Data listing below:

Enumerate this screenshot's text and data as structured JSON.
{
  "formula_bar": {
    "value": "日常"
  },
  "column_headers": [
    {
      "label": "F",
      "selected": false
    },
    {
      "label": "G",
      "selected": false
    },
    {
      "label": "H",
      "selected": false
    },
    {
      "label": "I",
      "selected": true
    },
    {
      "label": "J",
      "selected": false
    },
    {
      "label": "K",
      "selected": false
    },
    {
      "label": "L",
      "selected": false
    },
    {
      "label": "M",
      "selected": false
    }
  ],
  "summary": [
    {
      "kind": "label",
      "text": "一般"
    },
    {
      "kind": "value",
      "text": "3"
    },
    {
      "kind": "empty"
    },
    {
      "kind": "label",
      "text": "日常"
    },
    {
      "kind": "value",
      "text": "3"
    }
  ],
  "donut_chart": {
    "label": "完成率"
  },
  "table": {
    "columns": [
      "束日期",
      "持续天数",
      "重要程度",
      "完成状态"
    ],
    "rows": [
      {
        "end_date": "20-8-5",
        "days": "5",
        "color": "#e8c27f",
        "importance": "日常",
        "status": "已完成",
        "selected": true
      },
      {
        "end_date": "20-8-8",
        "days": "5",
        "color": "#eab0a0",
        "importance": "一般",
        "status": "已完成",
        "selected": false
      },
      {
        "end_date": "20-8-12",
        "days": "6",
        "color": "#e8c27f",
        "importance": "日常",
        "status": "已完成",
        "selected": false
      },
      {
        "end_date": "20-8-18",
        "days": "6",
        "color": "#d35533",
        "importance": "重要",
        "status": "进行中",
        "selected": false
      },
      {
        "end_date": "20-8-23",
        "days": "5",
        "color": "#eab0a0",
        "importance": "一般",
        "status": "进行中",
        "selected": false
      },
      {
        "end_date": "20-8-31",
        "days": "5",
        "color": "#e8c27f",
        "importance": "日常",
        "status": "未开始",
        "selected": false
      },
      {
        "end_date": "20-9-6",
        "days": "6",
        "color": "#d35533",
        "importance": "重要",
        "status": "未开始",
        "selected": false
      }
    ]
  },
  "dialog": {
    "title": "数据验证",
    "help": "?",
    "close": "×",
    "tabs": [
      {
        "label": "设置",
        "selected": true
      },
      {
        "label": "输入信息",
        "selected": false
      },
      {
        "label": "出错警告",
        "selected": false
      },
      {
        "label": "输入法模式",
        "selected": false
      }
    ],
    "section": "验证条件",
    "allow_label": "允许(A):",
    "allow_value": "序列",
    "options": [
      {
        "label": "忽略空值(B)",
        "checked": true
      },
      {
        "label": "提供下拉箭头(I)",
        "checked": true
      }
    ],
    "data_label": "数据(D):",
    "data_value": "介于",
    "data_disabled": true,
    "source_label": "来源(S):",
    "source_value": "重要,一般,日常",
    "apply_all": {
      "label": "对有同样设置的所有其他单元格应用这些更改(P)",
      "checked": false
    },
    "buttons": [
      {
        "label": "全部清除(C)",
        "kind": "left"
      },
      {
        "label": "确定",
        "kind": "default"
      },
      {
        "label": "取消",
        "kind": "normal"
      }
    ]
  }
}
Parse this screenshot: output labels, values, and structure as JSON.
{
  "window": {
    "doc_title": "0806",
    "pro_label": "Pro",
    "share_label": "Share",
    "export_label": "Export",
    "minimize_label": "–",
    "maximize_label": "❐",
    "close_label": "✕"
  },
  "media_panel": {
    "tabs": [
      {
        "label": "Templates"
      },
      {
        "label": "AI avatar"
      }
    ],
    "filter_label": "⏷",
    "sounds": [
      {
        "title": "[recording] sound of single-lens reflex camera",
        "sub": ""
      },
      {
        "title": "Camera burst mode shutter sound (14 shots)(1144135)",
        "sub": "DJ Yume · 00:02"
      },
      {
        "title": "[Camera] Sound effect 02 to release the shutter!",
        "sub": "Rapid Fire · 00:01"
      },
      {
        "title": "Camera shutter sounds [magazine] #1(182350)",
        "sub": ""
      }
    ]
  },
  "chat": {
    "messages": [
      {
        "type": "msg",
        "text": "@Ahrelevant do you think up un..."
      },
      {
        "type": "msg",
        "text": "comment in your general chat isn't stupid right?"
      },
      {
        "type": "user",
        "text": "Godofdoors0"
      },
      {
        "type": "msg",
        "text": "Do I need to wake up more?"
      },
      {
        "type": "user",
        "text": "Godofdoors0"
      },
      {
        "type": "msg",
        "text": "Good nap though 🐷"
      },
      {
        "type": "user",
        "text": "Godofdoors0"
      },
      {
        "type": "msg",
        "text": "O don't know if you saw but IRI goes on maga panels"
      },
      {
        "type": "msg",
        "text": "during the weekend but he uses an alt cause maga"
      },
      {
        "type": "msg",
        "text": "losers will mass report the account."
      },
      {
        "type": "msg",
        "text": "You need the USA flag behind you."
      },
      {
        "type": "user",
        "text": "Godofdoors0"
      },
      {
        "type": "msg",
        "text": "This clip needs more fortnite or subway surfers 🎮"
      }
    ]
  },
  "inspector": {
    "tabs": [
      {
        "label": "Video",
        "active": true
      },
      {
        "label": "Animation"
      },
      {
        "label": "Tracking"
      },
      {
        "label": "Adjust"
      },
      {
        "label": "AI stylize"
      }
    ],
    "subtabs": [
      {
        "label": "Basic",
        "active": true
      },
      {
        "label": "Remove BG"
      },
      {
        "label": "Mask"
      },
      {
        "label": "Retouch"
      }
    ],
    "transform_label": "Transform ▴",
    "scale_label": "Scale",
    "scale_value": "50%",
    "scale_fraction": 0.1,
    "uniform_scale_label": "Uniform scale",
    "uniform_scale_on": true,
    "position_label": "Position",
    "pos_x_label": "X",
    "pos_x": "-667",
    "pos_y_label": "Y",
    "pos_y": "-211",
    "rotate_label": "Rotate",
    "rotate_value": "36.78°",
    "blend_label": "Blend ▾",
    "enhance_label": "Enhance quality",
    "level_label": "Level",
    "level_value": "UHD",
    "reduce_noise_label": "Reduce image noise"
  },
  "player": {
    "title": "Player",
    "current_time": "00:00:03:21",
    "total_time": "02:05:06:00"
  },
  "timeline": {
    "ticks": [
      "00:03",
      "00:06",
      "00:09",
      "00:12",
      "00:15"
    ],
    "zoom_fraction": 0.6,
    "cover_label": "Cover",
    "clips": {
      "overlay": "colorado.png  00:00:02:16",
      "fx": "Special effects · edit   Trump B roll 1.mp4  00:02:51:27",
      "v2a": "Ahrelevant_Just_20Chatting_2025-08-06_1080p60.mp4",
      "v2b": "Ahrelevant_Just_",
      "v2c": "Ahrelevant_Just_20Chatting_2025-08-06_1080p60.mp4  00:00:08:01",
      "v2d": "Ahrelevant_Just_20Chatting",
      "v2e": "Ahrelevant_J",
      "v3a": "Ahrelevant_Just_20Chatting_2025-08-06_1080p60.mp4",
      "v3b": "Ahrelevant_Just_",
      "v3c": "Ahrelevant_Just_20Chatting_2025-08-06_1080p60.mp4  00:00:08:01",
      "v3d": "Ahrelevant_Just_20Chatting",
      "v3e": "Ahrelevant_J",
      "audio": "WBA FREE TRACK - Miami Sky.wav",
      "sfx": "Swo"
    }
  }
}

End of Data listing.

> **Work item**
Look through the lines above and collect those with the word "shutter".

> **Exercise result**
        "title": "Camera burst mode shutter sound (14 shots)(1144135)",
        "title": "[Camera] Sound effect 02 to release the shutter!",
        "title": "Camera shutter sounds [magazine] #1(182350)",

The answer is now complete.